[Material provided]
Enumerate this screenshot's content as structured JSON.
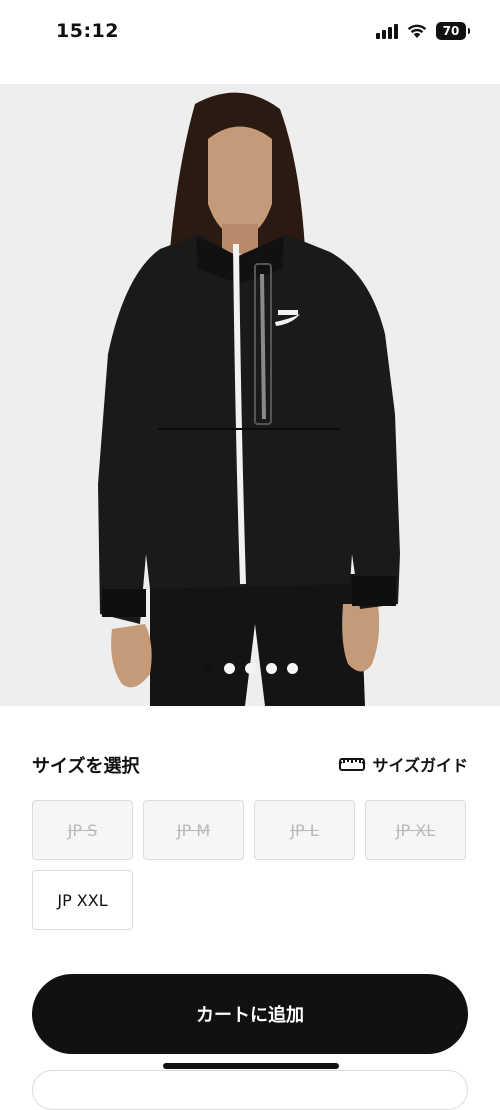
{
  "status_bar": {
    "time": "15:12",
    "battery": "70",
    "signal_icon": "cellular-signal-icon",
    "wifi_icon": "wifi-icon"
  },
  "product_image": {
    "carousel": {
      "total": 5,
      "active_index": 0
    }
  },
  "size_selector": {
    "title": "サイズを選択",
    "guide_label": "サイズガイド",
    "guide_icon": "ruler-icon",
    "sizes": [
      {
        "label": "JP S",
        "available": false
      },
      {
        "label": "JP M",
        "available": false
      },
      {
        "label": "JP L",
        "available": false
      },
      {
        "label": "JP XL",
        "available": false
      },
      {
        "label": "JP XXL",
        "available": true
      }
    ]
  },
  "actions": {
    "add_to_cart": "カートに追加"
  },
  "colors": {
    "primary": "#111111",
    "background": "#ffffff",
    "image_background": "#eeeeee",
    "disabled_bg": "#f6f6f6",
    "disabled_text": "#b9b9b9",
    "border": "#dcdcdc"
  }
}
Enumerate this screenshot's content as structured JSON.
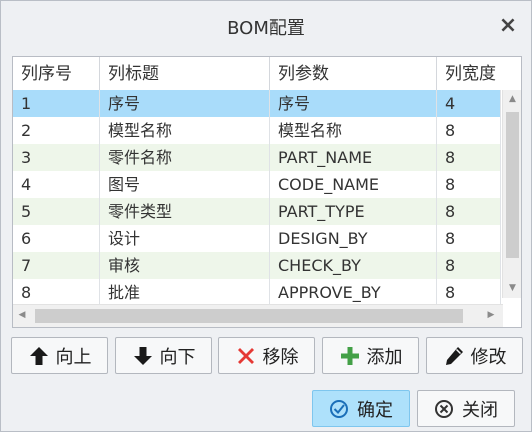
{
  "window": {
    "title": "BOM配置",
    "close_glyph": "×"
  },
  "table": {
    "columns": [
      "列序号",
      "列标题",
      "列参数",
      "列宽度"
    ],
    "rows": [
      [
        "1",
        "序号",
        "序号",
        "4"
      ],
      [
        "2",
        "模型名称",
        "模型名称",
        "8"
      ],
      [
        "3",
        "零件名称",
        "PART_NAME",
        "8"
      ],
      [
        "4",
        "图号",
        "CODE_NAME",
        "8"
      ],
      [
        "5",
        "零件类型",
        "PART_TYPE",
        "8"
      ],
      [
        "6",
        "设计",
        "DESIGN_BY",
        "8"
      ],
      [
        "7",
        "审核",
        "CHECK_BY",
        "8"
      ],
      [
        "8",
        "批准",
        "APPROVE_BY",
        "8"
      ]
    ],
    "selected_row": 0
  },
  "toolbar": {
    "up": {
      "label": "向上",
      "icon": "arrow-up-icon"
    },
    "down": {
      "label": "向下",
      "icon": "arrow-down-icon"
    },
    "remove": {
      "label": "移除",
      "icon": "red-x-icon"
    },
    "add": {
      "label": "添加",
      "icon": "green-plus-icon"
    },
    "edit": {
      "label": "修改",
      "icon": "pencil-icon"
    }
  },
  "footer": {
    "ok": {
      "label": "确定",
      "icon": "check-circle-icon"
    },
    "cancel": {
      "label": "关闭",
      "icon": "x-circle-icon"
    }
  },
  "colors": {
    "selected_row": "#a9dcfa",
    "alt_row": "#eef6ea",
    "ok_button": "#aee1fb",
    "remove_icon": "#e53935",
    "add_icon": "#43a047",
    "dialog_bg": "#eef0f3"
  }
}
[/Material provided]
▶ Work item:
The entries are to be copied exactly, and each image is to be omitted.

▶ Result of the task:
Enumerate this screenshot's content as structured JSON.
{
  "status_bar": {
    "time": "15:12",
    "battery": "70",
    "signal_icon": "cellular-signal-icon",
    "wifi_icon": "wifi-icon"
  },
  "product_image": {
    "carousel": {
      "total": 5,
      "active_index": 0
    }
  },
  "size_selector": {
    "title": "サイズを選択",
    "guide_label": "サイズガイド",
    "guide_icon": "ruler-icon",
    "sizes": [
      {
        "label": "JP S",
        "available": false
      },
      {
        "label": "JP M",
        "available": false
      },
      {
        "label": "JP L",
        "available": false
      },
      {
        "label": "JP XL",
        "available": false
      },
      {
        "label": "JP XXL",
        "available": true
      }
    ]
  },
  "actions": {
    "add_to_cart": "カートに追加"
  },
  "colors": {
    "primary": "#111111",
    "background": "#ffffff",
    "image_background": "#eeeeee",
    "disabled_bg": "#f6f6f6",
    "disabled_text": "#b9b9b9",
    "border": "#dcdcdc"
  }
}
Enumerate this screenshot's content as structured JSON.
{
  "window": {
    "title": "BOM配置",
    "close_glyph": "×"
  },
  "table": {
    "columns": [
      "列序号",
      "列标题",
      "列参数",
      "列宽度"
    ],
    "rows": [
      [
        "1",
        "序号",
        "序号",
        "4"
      ],
      [
        "2",
        "模型名称",
        "模型名称",
        "8"
      ],
      [
        "3",
        "零件名称",
        "PART_NAME",
        "8"
      ],
      [
        "4",
        "图号",
        "CODE_NAME",
        "8"
      ],
      [
        "5",
        "零件类型",
        "PART_TYPE",
        "8"
      ],
      [
        "6",
        "设计",
        "DESIGN_BY",
        "8"
      ],
      [
        "7",
        "审核",
        "CHECK_BY",
        "8"
      ],
      [
        "8",
        "批准",
        "APPROVE_BY",
        "8"
      ]
    ],
    "selected_row": 0
  },
  "toolbar": {
    "up": {
      "label": "向上",
      "icon": "arrow-up-icon"
    },
    "down": {
      "label": "向下",
      "icon": "arrow-down-icon"
    },
    "remove": {
      "label": "移除",
      "icon": "red-x-icon"
    },
    "add": {
      "label": "添加",
      "icon": "green-plus-icon"
    },
    "edit": {
      "label": "修改",
      "icon": "pencil-icon"
    }
  },
  "footer": {
    "ok": {
      "label": "确定",
      "icon": "check-circle-icon"
    },
    "cancel": {
      "label": "关闭",
      "icon": "x-circle-icon"
    }
  },
  "colors": {
    "selected_row": "#a9dcfa",
    "alt_row": "#eef6ea",
    "ok_button": "#aee1fb",
    "remove_icon": "#e53935",
    "add_icon": "#43a047",
    "dialog_bg": "#eef0f3"
  }
}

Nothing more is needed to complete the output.